According to a recent Gallup Poll, one in four people are skeptical of global warming. Perhaps even more alarming is the fact that an AP-GFK pole states that almost half of Americans doubt the existence of the big bang– and or evolution. These are two theories that have as much backing as the theory of relativity or the theory of gravity; and these are not so readily protested. Through our ability to date artifacts and the Earth itself, along with genetics and DNA research, transitional fossils and other evidence– we can all but prove beyond a doubt our human genetic lineage.
Why is it that so many Americans have doubts about these widely accepted scientific beliefs? The unfortunate and culturally sensitive answer is simple: Institutionalized religion; a system of faith– deny these facts. The nature of faith is to have the constitution to believe in something without proof; to be sure of something without having physical proof. In many American homes, this is a tradition that is age old and reaches far back; before even the foundation of the American country itself.
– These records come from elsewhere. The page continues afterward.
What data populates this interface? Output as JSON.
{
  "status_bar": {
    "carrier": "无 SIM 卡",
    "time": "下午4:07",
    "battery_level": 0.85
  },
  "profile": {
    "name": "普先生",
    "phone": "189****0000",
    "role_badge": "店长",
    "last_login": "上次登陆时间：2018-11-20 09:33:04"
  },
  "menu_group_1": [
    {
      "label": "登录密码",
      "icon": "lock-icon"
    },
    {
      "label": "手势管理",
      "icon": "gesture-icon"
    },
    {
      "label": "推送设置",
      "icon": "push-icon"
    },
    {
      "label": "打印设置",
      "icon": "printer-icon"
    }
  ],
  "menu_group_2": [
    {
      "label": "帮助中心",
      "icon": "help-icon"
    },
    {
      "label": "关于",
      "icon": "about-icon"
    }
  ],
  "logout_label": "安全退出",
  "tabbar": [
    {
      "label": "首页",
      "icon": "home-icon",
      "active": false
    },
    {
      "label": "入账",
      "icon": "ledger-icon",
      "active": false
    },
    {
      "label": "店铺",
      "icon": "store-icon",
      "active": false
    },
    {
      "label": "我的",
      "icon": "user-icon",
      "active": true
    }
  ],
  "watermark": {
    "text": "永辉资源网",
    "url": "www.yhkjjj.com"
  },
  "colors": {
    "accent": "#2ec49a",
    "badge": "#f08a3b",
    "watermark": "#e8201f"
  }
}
Science versus Faith
This strange divide among the citizens of the united states has never been so clear as when Neil deGrasse Tyson’s Cosmos reboot started airing. It seems as though every new episode brings something else about to raise the hackles of the Christian right, sparking debate and denial on every social media platform imaginable as well as on personal blogs. I find myself wondering; if faith is in the all powerful, then why does a syndicated television show scare these people so much?
The root of many of these discrepancies is in our education system, in our homes, and on the street. A message that I don’t see enough in all of these swirling word battles is the suggestion that these things don’t necessarily have to negate that faith. The fact that we exist here today– be it as some random gambit or not– is pretty amazing. We live on a planet that is an intricate web of biological diversity and that is something that no one can deny. How is it that the same people that call on God to dispel these scientific facts that have been subject to research and years of repeated testing can’t look at the same science and let it be one of God’s wonders?
All peacemaking aside, no one can deny the growing divide between those who do and don’t believe– on both sides. The only question is about where the battle is leading our society and what affects it will have on it. The facts stand though; Christians inevitably turn out to vote republican. Statistically, republican states are the poorest and worst educated states in the union, and that is starting to show. Whether you like it or not, America is no longer the top of the ladder in education, employment opportunity, or healthcare. Those days are long-gone, an the intersectionality of those issues with the issues of science and faith are undeniable.